_WORK REQUIRED_: This exercise asks for an exact copy of every entry below, with pictures omitted.

──────────────────────────────

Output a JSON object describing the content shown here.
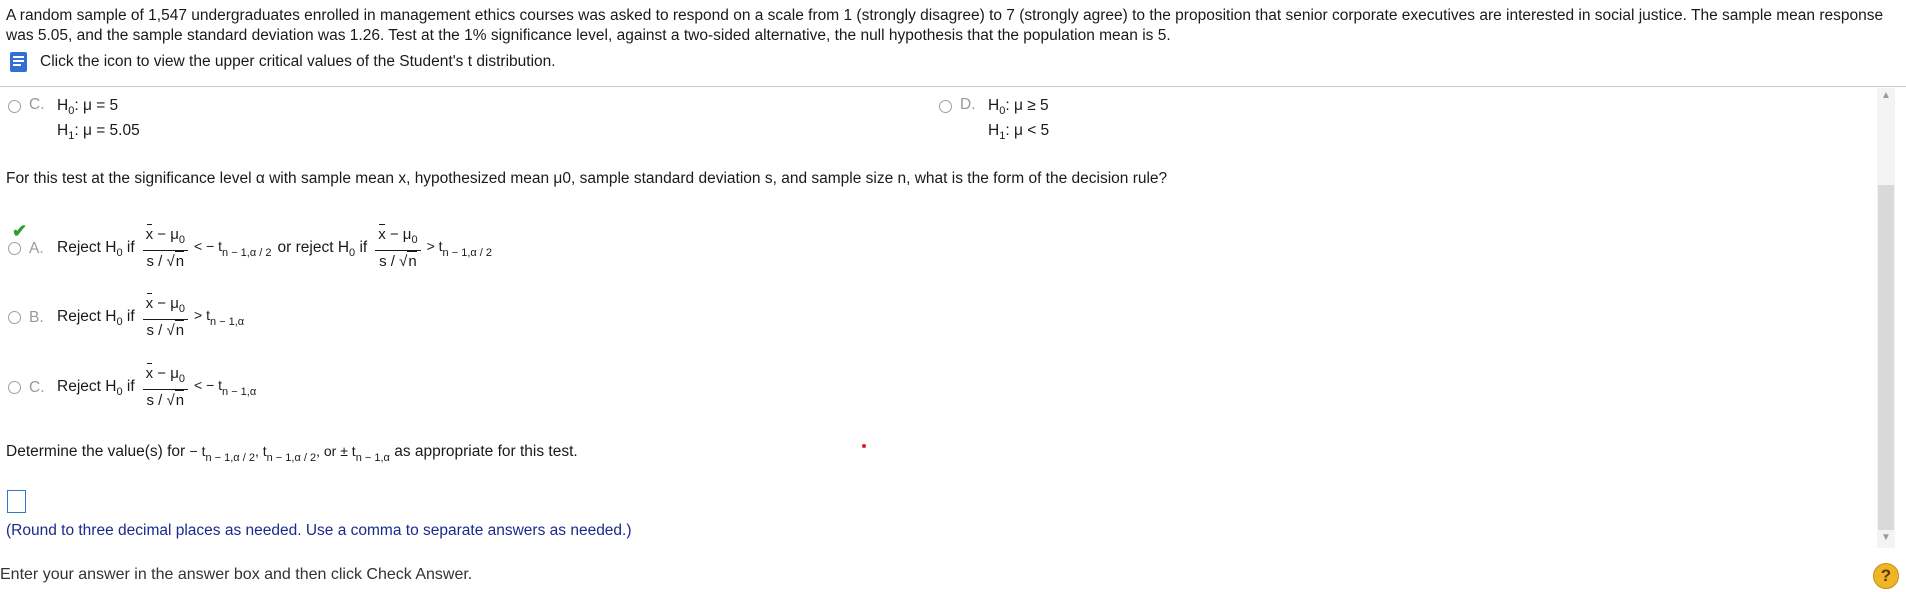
{
  "problem": {
    "text": "A random sample of 1,547 undergraduates enrolled in management ethics courses was asked to respond on a scale from 1 (strongly disagree) to 7 (strongly agree) to the proposition that senior corporate executives are interested in social justice. The sample mean response was 5.05, and the sample standard deviation was 1.26. Test at the 1% significance level, against a two-sided alternative, the null hypothesis that the population mean is 5.",
    "tip": "Click the icon to view the upper critical values of the Student's t distribution."
  },
  "hypotheses": {
    "c": {
      "letter": "C.",
      "h0": "μ = 5",
      "h1": "μ = 5.05"
    },
    "d": {
      "letter": "D.",
      "h0": "μ ≥ 5",
      "h1": "μ < 5"
    }
  },
  "question": "For this test at the significance level α with sample mean x, hypothesized mean μ0, sample standard deviation s, and sample size n, what is the form of the decision rule?",
  "rules": {
    "a": {
      "letter": "A.",
      "selected": true
    },
    "b": {
      "letter": "B."
    },
    "c": {
      "letter": "C."
    }
  },
  "determine": {
    "prefix": "Determine the value(s) for",
    "suffix": "as appropriate for this test."
  },
  "hint": "(Round to three decimal places as needed. Use a comma to separate answers as needed.)",
  "footer": "Enter your answer in the answer box and then click Check Answer.",
  "help_label": "?",
  "colors": {
    "accent": "#3377cc",
    "check": "#2e9e2e",
    "help": "#f0b429"
  }
}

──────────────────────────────

_WRITTEN SOLUTION_:
Output a JSON object describing the content shown here.
{
  "problem": {
    "text": "A random sample of 1,547 undergraduates enrolled in management ethics courses was asked to respond on a scale from 1 (strongly disagree) to 7 (strongly agree) to the proposition that senior corporate executives are interested in social justice. The sample mean response was 5.05, and the sample standard deviation was 1.26. Test at the 1% significance level, against a two-sided alternative, the null hypothesis that the population mean is 5.",
    "tip": "Click the icon to view the upper critical values of the Student's t distribution."
  },
  "hypotheses": {
    "c": {
      "letter": "C.",
      "h0": "μ = 5",
      "h1": "μ = 5.05"
    },
    "d": {
      "letter": "D.",
      "h0": "μ ≥ 5",
      "h1": "μ < 5"
    }
  },
  "question": "For this test at the significance level α with sample mean x, hypothesized mean μ0, sample standard deviation s, and sample size n, what is the form of the decision rule?",
  "rules": {
    "a": {
      "letter": "A.",
      "selected": true
    },
    "b": {
      "letter": "B."
    },
    "c": {
      "letter": "C."
    }
  },
  "determine": {
    "prefix": "Determine the value(s) for",
    "suffix": "as appropriate for this test."
  },
  "hint": "(Round to three decimal places as needed. Use a comma to separate answers as needed.)",
  "footer": "Enter your answer in the answer box and then click Check Answer.",
  "help_label": "?",
  "colors": {
    "accent": "#3377cc",
    "check": "#2e9e2e",
    "help": "#f0b429"
  }
}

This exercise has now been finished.